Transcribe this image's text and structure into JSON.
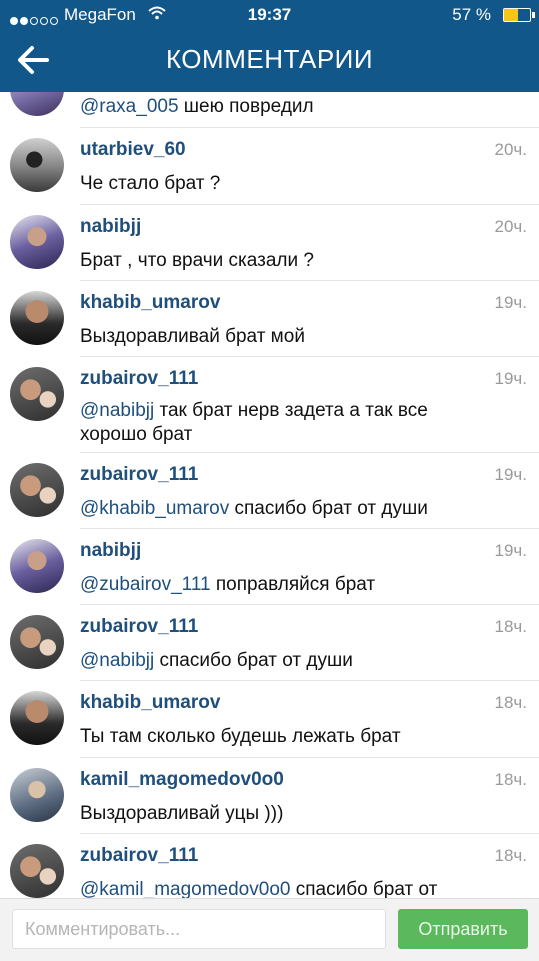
{
  "status_bar": {
    "carrier": "MegaFon",
    "time": "19:37",
    "battery": "57 %"
  },
  "header": {
    "title": "КОММЕНТАРИИ",
    "back_icon": "arrow-left-icon"
  },
  "partial_comment": {
    "mention": "@raxa_005",
    "text": " шею повредил"
  },
  "comments": [
    {
      "user": "utarbiev_60",
      "time": "20ч.",
      "mention": "",
      "text": "Че стало брат ?"
    },
    {
      "user": "nabibjj",
      "time": "20ч.",
      "mention": "",
      "text": "Брат , что врачи сказали ?"
    },
    {
      "user": "khabib_umarov",
      "time": "19ч.",
      "mention": "",
      "text": "Выздоравливай брат мой"
    },
    {
      "user": "zubairov_111",
      "time": "19ч.",
      "mention": "@nabibjj",
      "text": " так брат нерв задета а так все хорошо брат"
    },
    {
      "user": "zubairov_111",
      "time": "19ч.",
      "mention": "@khabib_umarov",
      "text": " спасибо брат от души"
    },
    {
      "user": "nabibjj",
      "time": "19ч.",
      "mention": "@zubairov_111",
      "text": " поправляйся брат"
    },
    {
      "user": "zubairov_111",
      "time": "18ч.",
      "mention": "@nabibjj",
      "text": " спасибо брат от души"
    },
    {
      "user": "khabib_umarov",
      "time": "18ч.",
      "mention": "",
      "text": "Ты там сколько будешь лежать брат"
    },
    {
      "user": "kamil_magomedov0o0",
      "time": "18ч.",
      "mention": "",
      "text": "Выздоравливай уцы )))"
    },
    {
      "user": "zubairov_111",
      "time": "18ч.",
      "mention": "@kamil_magomedov0o0",
      "text": " спасибо брат от"
    }
  ],
  "composer": {
    "placeholder": "Комментировать...",
    "send_label": "Отправить"
  }
}
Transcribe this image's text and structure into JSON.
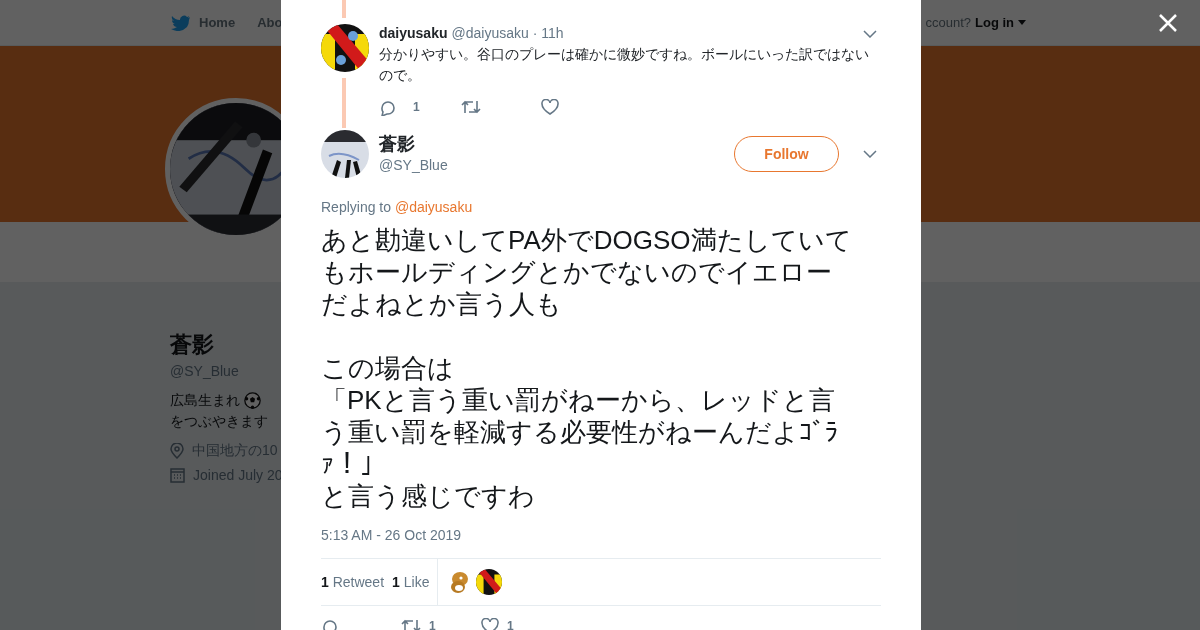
{
  "nav": {
    "items": [
      {
        "label": "Home",
        "selected": false
      },
      {
        "label": "Abo",
        "selected": false
      }
    ],
    "account_prompt": "ccount?",
    "login": "Log in"
  },
  "profile": {
    "name": "蒼影",
    "handle": "@SY_Blue",
    "bio_line_1": "広島生まれ",
    "bio_line_2": "をつぶやきます",
    "location": "中国地方の10",
    "joined": "Joined July 20"
  },
  "modal": {
    "parent_tweet": {
      "name": "daiyusaku",
      "handle": "@daiyusaku",
      "time": "· 11h",
      "text": "分かりやすい。谷口のプレーは確かに微妙ですね。ボールにいった訳ではないので。",
      "reply_count": "1"
    },
    "tweet": {
      "name": "蒼影",
      "handle": "@SY_Blue",
      "follow_label": "Follow",
      "replying_label": "Replying to",
      "replying_to": "@daiyusaku",
      "paragraphs": [
        [
          "あと勘違いしてPA外でDOGSO満たしていて",
          "もホールディングとかでないのでイエロー",
          "だよねとか言う人も"
        ],
        [
          "この場合は",
          "「PKと言う重い罰がねーから、レッドと言",
          "う重い罰を軽減する必要性がねーんだよｺﾞﾗ",
          "ｧ！」",
          "と言う感じですわ"
        ]
      ],
      "timestamp": "5:13 AM - 26 Oct 2019",
      "retweet_count": "1",
      "retweet_label": "Retweet",
      "like_count": "1",
      "like_label": "Like",
      "action_retweet_count": "1",
      "action_like_count": "1"
    }
  }
}
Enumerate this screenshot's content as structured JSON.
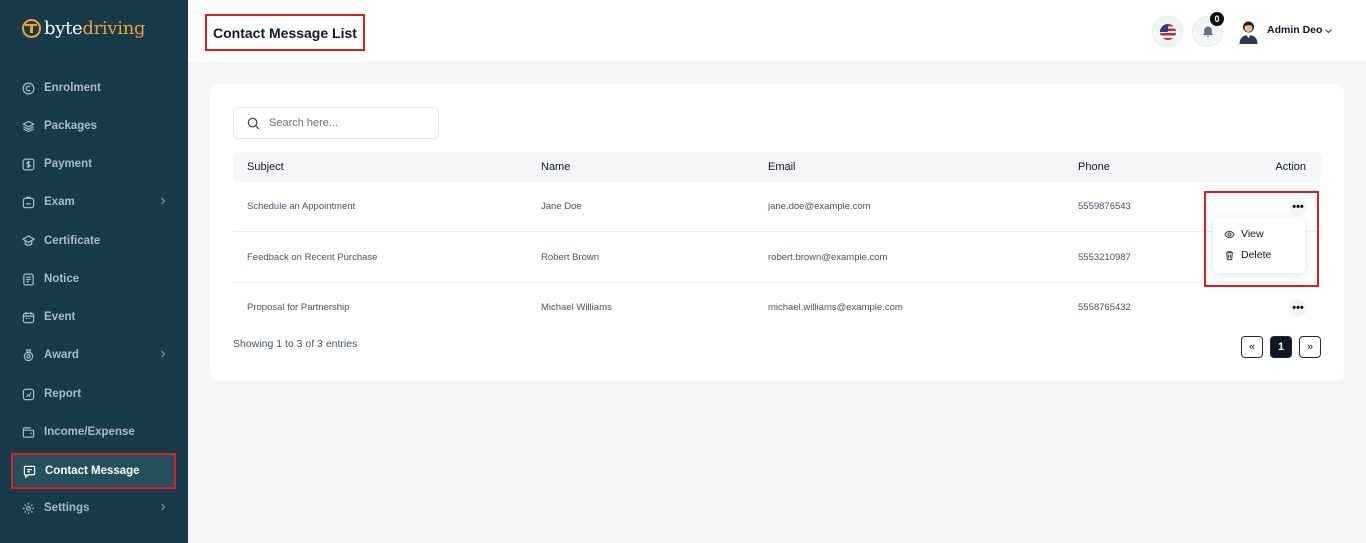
{
  "brand": {
    "logo_part1": "byte",
    "logo_part2": "driving"
  },
  "sidebar": {
    "items": [
      {
        "label": "Enrolment",
        "icon": "enrolment-icon",
        "has_chevron": false
      },
      {
        "label": "Packages",
        "icon": "layers-icon",
        "has_chevron": false
      },
      {
        "label": "Payment",
        "icon": "dollar-icon",
        "has_chevron": false
      },
      {
        "label": "Exam",
        "icon": "exam-icon",
        "has_chevron": true
      },
      {
        "label": "Certificate",
        "icon": "certificate-icon",
        "has_chevron": false
      },
      {
        "label": "Notice",
        "icon": "notice-icon",
        "has_chevron": false
      },
      {
        "label": "Event",
        "icon": "calendar-icon",
        "has_chevron": false
      },
      {
        "label": "Award",
        "icon": "award-icon",
        "has_chevron": true
      },
      {
        "label": "Report",
        "icon": "report-icon",
        "has_chevron": false
      },
      {
        "label": "Income/Expense",
        "icon": "wallet-icon",
        "has_chevron": false
      },
      {
        "label": "Contact Message",
        "icon": "message-icon",
        "has_chevron": false,
        "active": true
      },
      {
        "label": "Settings",
        "icon": "gear-icon",
        "has_chevron": true
      }
    ]
  },
  "header": {
    "title": "Contact Message List",
    "notification_count": "0",
    "user_name": "Admin Deo"
  },
  "search": {
    "placeholder": "Search here..."
  },
  "table": {
    "columns": [
      "Subject",
      "Name",
      "Email",
      "Phone",
      "Action"
    ],
    "rows": [
      {
        "subject": "Schedule an Appointment",
        "name": "Jane Doe",
        "email": "jane.doe@example.com",
        "phone": "5559876543"
      },
      {
        "subject": "Feedback on Recent Purchase",
        "name": "Robert Brown",
        "email": "robert.brown@example.com",
        "phone": "5553210987"
      },
      {
        "subject": "Proposal for Partnership",
        "name": "Michael Williams",
        "email": "michael.williams@example.com",
        "phone": "5558765432"
      }
    ]
  },
  "footer": {
    "entries_text": "Showing 1 to 3 of 3 entries",
    "prev": "«",
    "page": "1",
    "next": "»"
  },
  "action_menu": {
    "view": "View",
    "delete": "Delete"
  },
  "colors": {
    "sidebar_bg": "#173b4a",
    "accent": "#f0a030",
    "highlight": "#e01c1c"
  }
}
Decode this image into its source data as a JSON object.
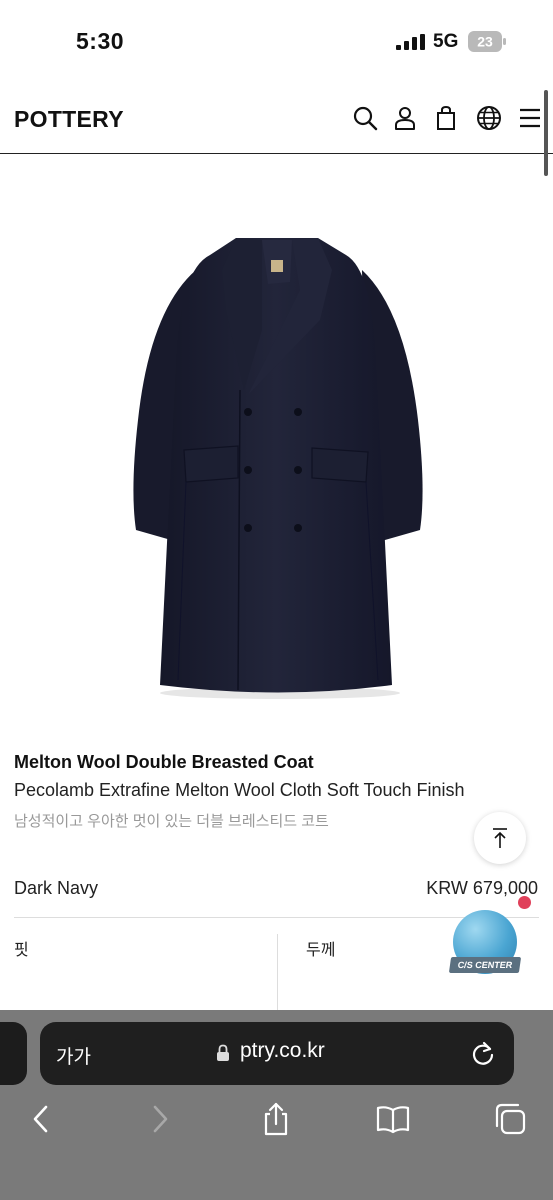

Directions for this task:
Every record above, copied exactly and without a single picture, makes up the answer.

Result for this exercise:
Transcribe this image's text and structure into JSON.
{
  "status_bar": {
    "carrier": "MegaFon",
    "time": "19:37",
    "battery": "57 %"
  },
  "header": {
    "title": "КОММЕНТАРИИ",
    "back_icon": "arrow-left-icon"
  },
  "partial_comment": {
    "mention": "@raxa_005",
    "text": " шею повредил"
  },
  "comments": [
    {
      "user": "utarbiev_60",
      "time": "20ч.",
      "mention": "",
      "text": "Че стало брат ?"
    },
    {
      "user": "nabibjj",
      "time": "20ч.",
      "mention": "",
      "text": "Брат , что врачи сказали ?"
    },
    {
      "user": "khabib_umarov",
      "time": "19ч.",
      "mention": "",
      "text": "Выздоравливай брат мой"
    },
    {
      "user": "zubairov_111",
      "time": "19ч.",
      "mention": "@nabibjj",
      "text": " так брат нерв задета а так все хорошо брат"
    },
    {
      "user": "zubairov_111",
      "time": "19ч.",
      "mention": "@khabib_umarov",
      "text": " спасибо брат от души"
    },
    {
      "user": "nabibjj",
      "time": "19ч.",
      "mention": "@zubairov_111",
      "text": " поправляйся брат"
    },
    {
      "user": "zubairov_111",
      "time": "18ч.",
      "mention": "@nabibjj",
      "text": " спасибо брат от души"
    },
    {
      "user": "khabib_umarov",
      "time": "18ч.",
      "mention": "",
      "text": "Ты там сколько будешь лежать брат"
    },
    {
      "user": "kamil_magomedov0o0",
      "time": "18ч.",
      "mention": "",
      "text": "Выздоравливай уцы )))"
    },
    {
      "user": "zubairov_111",
      "time": "18ч.",
      "mention": "@kamil_magomedov0o0",
      "text": " спасибо брат от"
    }
  ],
  "composer": {
    "placeholder": "Комментировать...",
    "send_label": "Отправить"
  }
}
Transcribe this image's text and structure into JSON.
{
  "nav": {
    "items": [
      {
        "label": "Home",
        "selected": false
      },
      {
        "label": "Abo",
        "selected": false
      }
    ],
    "account_prompt": "ccount?",
    "login": "Log in"
  },
  "profile": {
    "name": "蒼影",
    "handle": "@SY_Blue",
    "bio_line_1": "広島生まれ",
    "bio_line_2": "をつぶやきます",
    "location": "中国地方の10",
    "joined": "Joined July 20"
  },
  "modal": {
    "parent_tweet": {
      "name": "daiyusaku",
      "handle": "@daiyusaku",
      "time": "· 11h",
      "text": "分かりやすい。谷口のプレーは確かに微妙ですね。ボールにいった訳ではないので。",
      "reply_count": "1"
    },
    "tweet": {
      "name": "蒼影",
      "handle": "@SY_Blue",
      "follow_label": "Follow",
      "replying_label": "Replying to",
      "replying_to": "@daiyusaku",
      "paragraphs": [
        [
          "あと勘違いしてPA外でDOGSO満たしていて",
          "もホールディングとかでないのでイエロー",
          "だよねとか言う人も"
        ],
        [
          "この場合は",
          "「PKと言う重い罰がねーから、レッドと言",
          "う重い罰を軽減する必要性がねーんだよｺﾞﾗ",
          "ｧ！」",
          "と言う感じですわ"
        ]
      ],
      "timestamp": "5:13 AM - 26 Oct 2019",
      "retweet_count": "1",
      "retweet_label": "Retweet",
      "like_count": "1",
      "like_label": "Like",
      "action_retweet_count": "1",
      "action_like_count": "1"
    }
  }
}
Enumerate this screenshot's content as structured JSON.
{
  "brand": {
    "logo_part1": "byte",
    "logo_part2": "driving"
  },
  "sidebar": {
    "items": [
      {
        "label": "Enrolment",
        "icon": "enrolment-icon",
        "has_chevron": false
      },
      {
        "label": "Packages",
        "icon": "layers-icon",
        "has_chevron": false
      },
      {
        "label": "Payment",
        "icon": "dollar-icon",
        "has_chevron": false
      },
      {
        "label": "Exam",
        "icon": "exam-icon",
        "has_chevron": true
      },
      {
        "label": "Certificate",
        "icon": "certificate-icon",
        "has_chevron": false
      },
      {
        "label": "Notice",
        "icon": "notice-icon",
        "has_chevron": false
      },
      {
        "label": "Event",
        "icon": "calendar-icon",
        "has_chevron": false
      },
      {
        "label": "Award",
        "icon": "award-icon",
        "has_chevron": true
      },
      {
        "label": "Report",
        "icon": "report-icon",
        "has_chevron": false
      },
      {
        "label": "Income/Expense",
        "icon": "wallet-icon",
        "has_chevron": false
      },
      {
        "label": "Contact Message",
        "icon": "message-icon",
        "has_chevron": false,
        "active": true
      },
      {
        "label": "Settings",
        "icon": "gear-icon",
        "has_chevron": true
      }
    ]
  },
  "header": {
    "title": "Contact Message List",
    "notification_count": "0",
    "user_name": "Admin Deo"
  },
  "search": {
    "placeholder": "Search here..."
  },
  "table": {
    "columns": [
      "Subject",
      "Name",
      "Email",
      "Phone",
      "Action"
    ],
    "rows": [
      {
        "subject": "Schedule an Appointment",
        "name": "Jane Doe",
        "email": "jane.doe@example.com",
        "phone": "5559876543"
      },
      {
        "subject": "Feedback on Recent Purchase",
        "name": "Robert Brown",
        "email": "robert.brown@example.com",
        "phone": "5553210987"
      },
      {
        "subject": "Proposal for Partnership",
        "name": "Michael Williams",
        "email": "michael.williams@example.com",
        "phone": "5558765432"
      }
    ]
  },
  "footer": {
    "entries_text": "Showing 1 to 3 of 3 entries",
    "prev": "«",
    "page": "1",
    "next": "»"
  },
  "action_menu": {
    "view": "View",
    "delete": "Delete"
  },
  "colors": {
    "sidebar_bg": "#173b4a",
    "accent": "#f0a030",
    "highlight": "#e01c1c"
  }
}
Decode this image into its source data as a JSON object.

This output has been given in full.